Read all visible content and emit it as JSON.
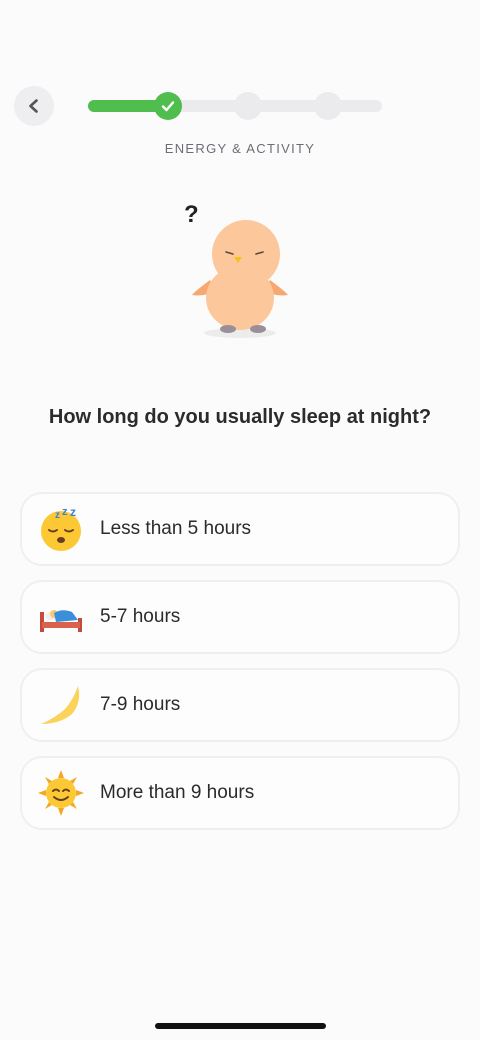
{
  "header": {
    "back_icon": "chevron-left-icon",
    "progress": {
      "steps": 4,
      "completed_steps": 1,
      "fraction": 0.27
    },
    "section_label": "ENERGY & ACTIVITY"
  },
  "mascot": {
    "question_mark": "?"
  },
  "question": "How long do you usually sleep at night?",
  "options": [
    {
      "label": "Less than 5 hours",
      "icon": "sleeping-face-icon"
    },
    {
      "label": "5-7 hours",
      "icon": "bed-icon"
    },
    {
      "label": "7-9 hours",
      "icon": "crescent-moon-icon"
    },
    {
      "label": "More than 9 hours",
      "icon": "sun-face-icon"
    }
  ],
  "colors": {
    "accent_green": "#4fbe4f",
    "track_gray": "#ebeaed",
    "mascot_peach": "#fcc79a",
    "text_dark": "#2b2b2b"
  }
}
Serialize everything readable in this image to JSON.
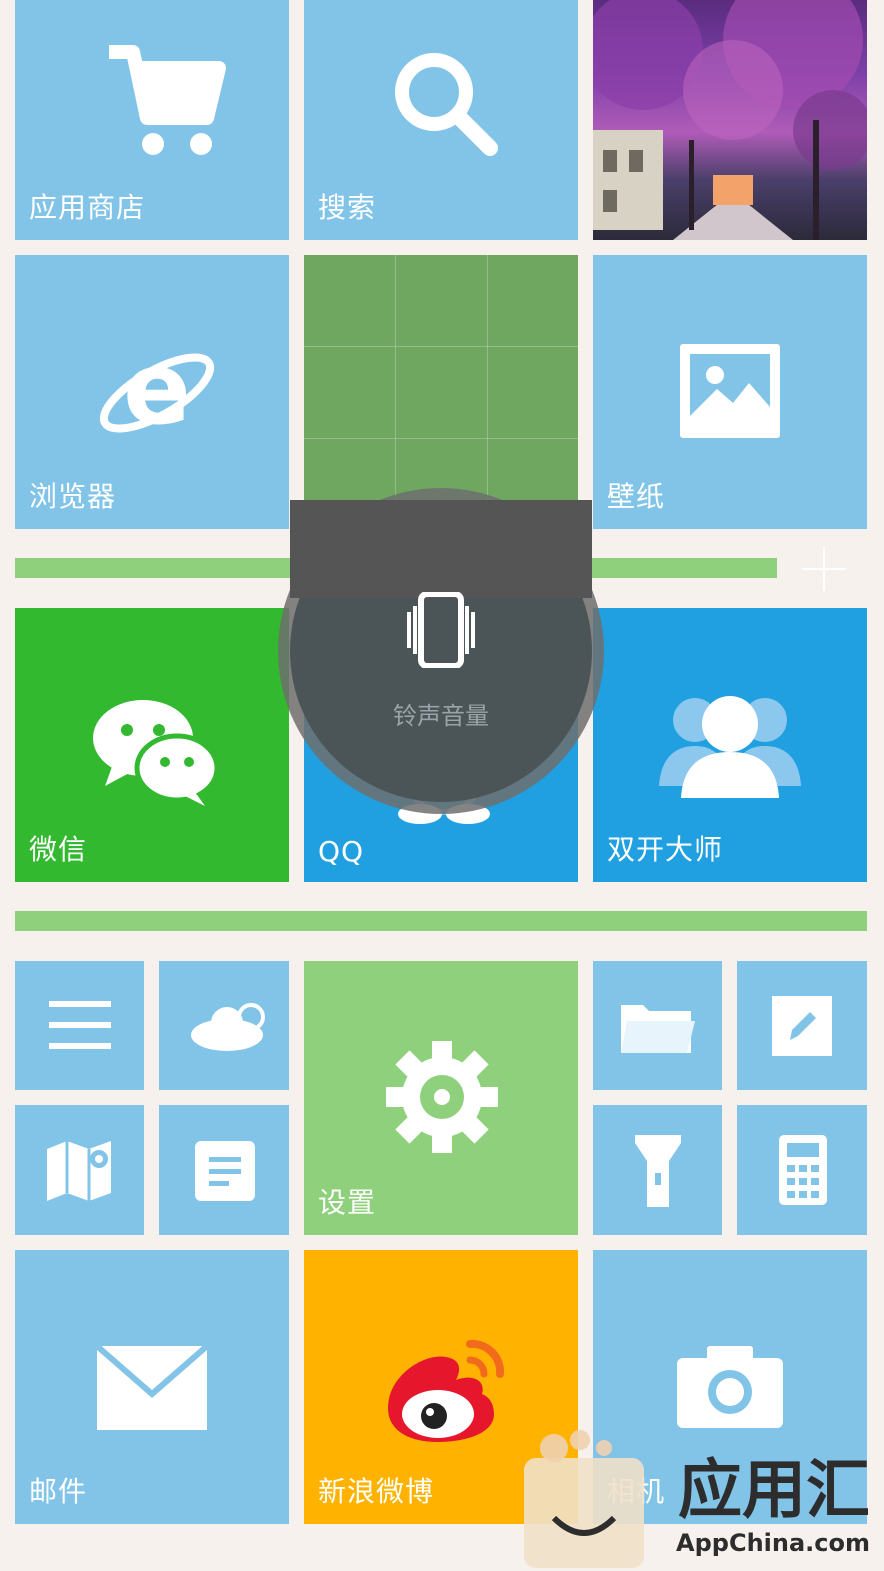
{
  "tiles": {
    "app_store": "应用商店",
    "search": "搜索",
    "browser": "浏览器",
    "wallpaper": "壁纸",
    "wechat": "微信",
    "qq": "QQ",
    "dual_open": "双开大师",
    "settings": "设置",
    "mail": "邮件",
    "weibo": "新浪微博",
    "camera": "相机"
  },
  "popup": {
    "label": "铃声音量",
    "icon": "vibrate-icon"
  },
  "watermark": {
    "name": "应用汇",
    "url": "AppChina.com"
  },
  "colors": {
    "tile_blue": "#82c4e8",
    "wechat_green": "#33b92f",
    "qq_blue": "#20a0e0",
    "settings_green": "#8fd07d",
    "weibo_yellow": "#ffb300",
    "divider_green": "#8fd07d"
  }
}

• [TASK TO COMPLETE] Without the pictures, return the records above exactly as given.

• [RESULT OF THIS EXERCISE]
Read all visible content and emit it as JSON.
{
  "header": {
    "back_icon": "chevron-left-icon",
    "progress": {
      "steps": 4,
      "completed_steps": 1,
      "fraction": 0.27
    },
    "section_label": "ENERGY & ACTIVITY"
  },
  "mascot": {
    "question_mark": "?"
  },
  "question": "How long do you usually sleep at night?",
  "options": [
    {
      "label": "Less than 5 hours",
      "icon": "sleeping-face-icon"
    },
    {
      "label": "5-7 hours",
      "icon": "bed-icon"
    },
    {
      "label": "7-9 hours",
      "icon": "crescent-moon-icon"
    },
    {
      "label": "More than 9 hours",
      "icon": "sun-face-icon"
    }
  ],
  "colors": {
    "accent_green": "#4fbe4f",
    "track_gray": "#ebeaed",
    "mascot_peach": "#fcc79a",
    "text_dark": "#2b2b2b"
  }
}
Serialize everything readable in this image to JSON.
{
  "tiles": {
    "app_store": "应用商店",
    "search": "搜索",
    "browser": "浏览器",
    "wallpaper": "壁纸",
    "wechat": "微信",
    "qq": "QQ",
    "dual_open": "双开大师",
    "settings": "设置",
    "mail": "邮件",
    "weibo": "新浪微博",
    "camera": "相机"
  },
  "popup": {
    "label": "铃声音量",
    "icon": "vibrate-icon"
  },
  "watermark": {
    "name": "应用汇",
    "url": "AppChina.com"
  },
  "colors": {
    "tile_blue": "#82c4e8",
    "wechat_green": "#33b92f",
    "qq_blue": "#20a0e0",
    "settings_green": "#8fd07d",
    "weibo_yellow": "#ffb300",
    "divider_green": "#8fd07d"
  }
}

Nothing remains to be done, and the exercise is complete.